Of the 189 who died, 129 were from Eyemouth, 24 from Burnmouth, 11 from Cove and three from Coldingham, all nearby.
But on the Sabbath that week, as a memorial service was being prepared, one of the vessels thought to be lost made a dramatic return.
The Times reported: “About six o’clock yesterday [Sunday] morning, while but a few people were stirring, the Ariel Gazelle came into harbour, with her crew of seven men all safe.
“They had been at sea for about 40 hours, and had been blown as far as the Dogger Bank, a sandbank in the centre of the North Sea, intermediate between the shores of England and Denmark.
“On reaching port the men were almost completely exhausted by cold and hunger.”
It was said that the boat’s skipper had to have his hands prised from the tiller. The crew had to be helped off the vessel. As they climbed gingerly onto the ladders and then onto dry land, they were mobbed by a surging crowd. They were taken to a local pub to be revived.
One crewman later said he was ‘ashamed to be safe and sound’ as he ‘passed among those women who had hoped that our boat would have proved to have been their husband’s or their son’s boat’.
The skipper, Alex Burgon, was later chief mourner at the funeral of his son John, who had perished on the sail-keel Harmony.
Newspapers were late in covering the story as many of them failed to get their ‘news parcels’ because of trains being delayed by gale damage that swept the country.
But soon the whole country had heard of the disaster and a public subscription was set up. Across the country there were fundraising concerts and sports events.
Local authorities from fishing and non-fishing towns contributed. Even Queen Victoria sent £100 to start the fund – equivalent to a lot more today.
The original appeal for £25,000 was more than doubled to around £50,000. Money came pouring in after the Queen’s donation, ranging from companies sending large cheques to a shilling – ‘a widow’s mite gift.’
The Ariel Gazelle’s surprise return led to local men holding watches for weeks to come, and Royal Navy ships scouring the sea from the Tyne to Montrose.
The hope of ‘stranger things happen at sea’ was stretched to the limit – but there were to be no further miracles.
Representatives from the children’s charity Quarrier’s Homes came to Eyemouth and offered to take those children orphaned on Black Friday, only to be told in the firmest of terms that: “We’ll keep oor ain bairns for the sake of oor future.”

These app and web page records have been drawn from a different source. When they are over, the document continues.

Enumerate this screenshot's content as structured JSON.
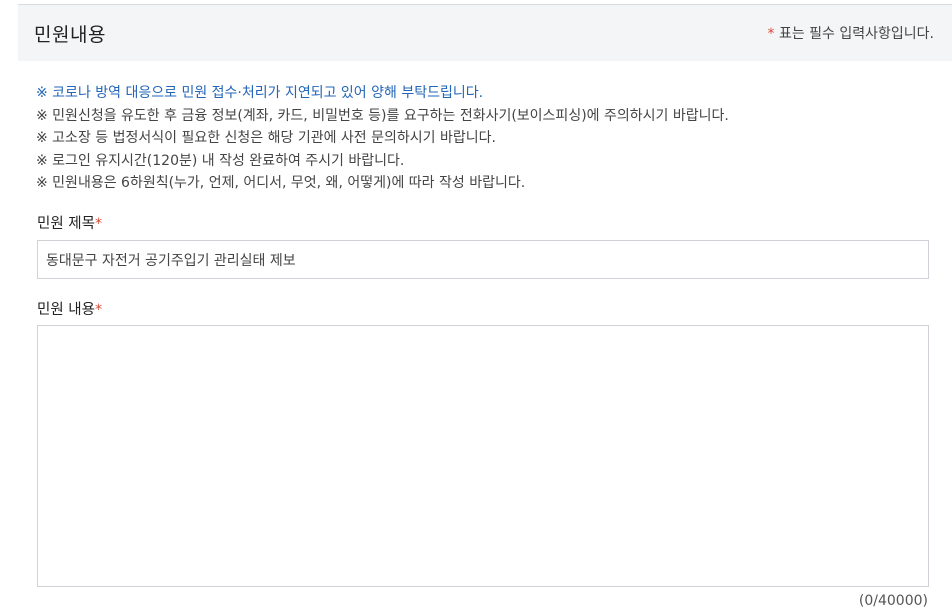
{
  "header": {
    "title": "민원내용",
    "required_star": "*",
    "required_text": " 표는 필수 입력사항입니다."
  },
  "notices": [
    "※ 코로나 방역 대응으로 민원 접수·처리가 지연되고 있어 양해 부탁드립니다.",
    "※ 민원신청을 유도한 후 금융 정보(계좌, 카드, 비밀번호 등)를 요구하는 전화사기(보이스피싱)에 주의하시기 바랍니다.",
    "※ 고소장 등 법정서식이 필요한 신청은 해당 기관에 사전 문의하시기 바랍니다.",
    "※ 로그인 유지시간(120분) 내 작성 완료하여 주시기 바랍니다.",
    "※ 민원내용은 6하원칙(누가, 언제, 어디서, 무엇, 왜, 어떻게)에 따라 작성 바랍니다."
  ],
  "form": {
    "title_label": "민원 제목",
    "title_value": "동대문구 자전거 공기주입기 관리실태 제보",
    "content_label": "민원 내용",
    "content_value": "",
    "required_star": "*",
    "char_count": "(0/40000)"
  },
  "colors": {
    "notice_highlight": "#2366b8",
    "required_star": "#d64b3a",
    "header_bg": "#f4f5f7"
  }
}
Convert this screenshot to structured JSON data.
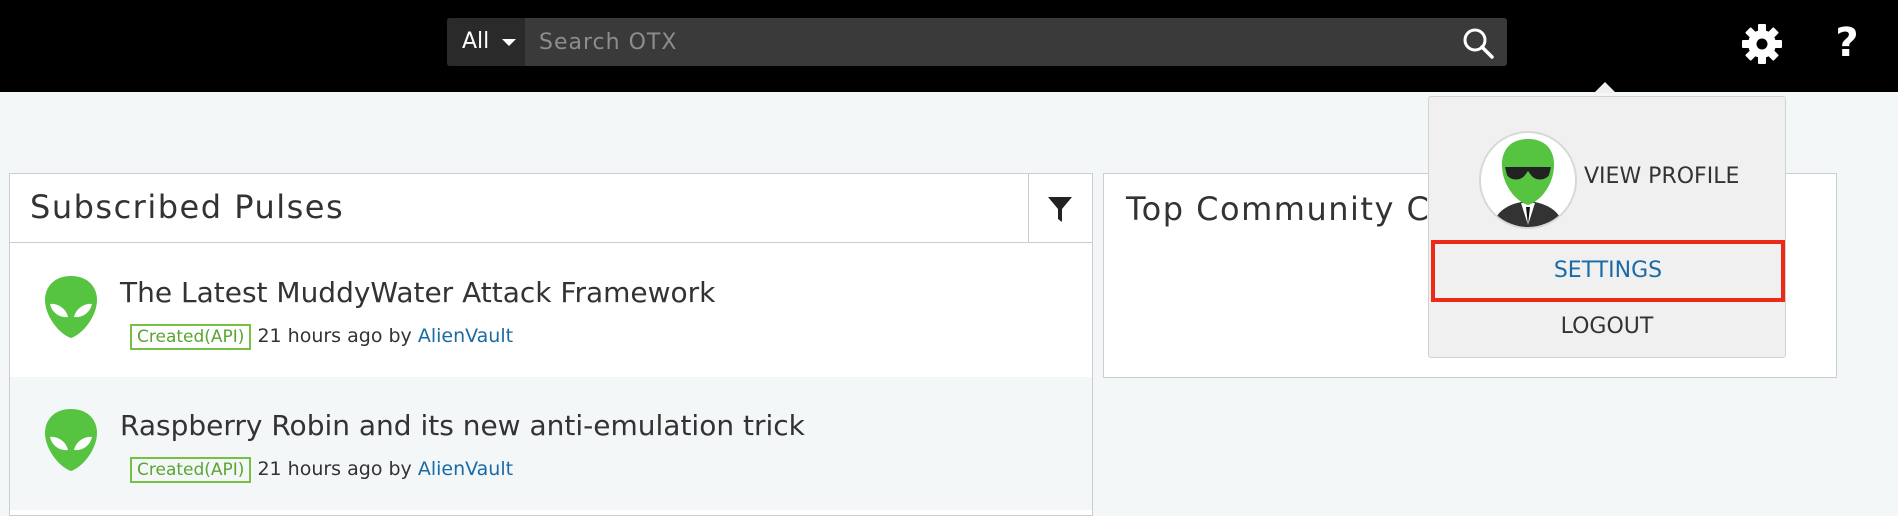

Today, there would be teams of counsellors and other support services to help ease the searing pain of those who lost their loved ones on that day – but they had to carry on as best they could.
There was monetary help and sympathy from all over the country, but the community had to heal itself, as all communities like this had always done.
Some did not survive. There was a report of one woman so overcome that she died of grief a day after the storm. Willie Spears, the man who led the campaign against the tithe to the kirk, was ashore when the disaster struck. He fell into alcoholism and severe mental illness, gave all his money away to the widows and orphans, and destroyed himself with drink.
But for others, life had to go on. Just 17 days after Black Friday, the Eyemouth fleet – fewer by 19 boats and 129 men – took to the sea again.
They were led out by the Ariel Gazelle.
The writer wishes to acknowledge the kind assistance of Peter Aitchison, author of Black Friday – The Eyemouth Fishing Disaster of 1881 (Birlinn, 2018) and that of the good folk of the Eyemouth Past Facebook group.
All photos and illustrations courtesy of Peter Aitchison, Joyce Gunn Cairns and the Eyemouth Past Facebook group.
This story was taken from the archives of Fishing News. For more up-to-date and in-depth reports on the UK and Irish commercial fishing sector, subscribe to Fishing News here or buy the latest single issue for just £3.30 here.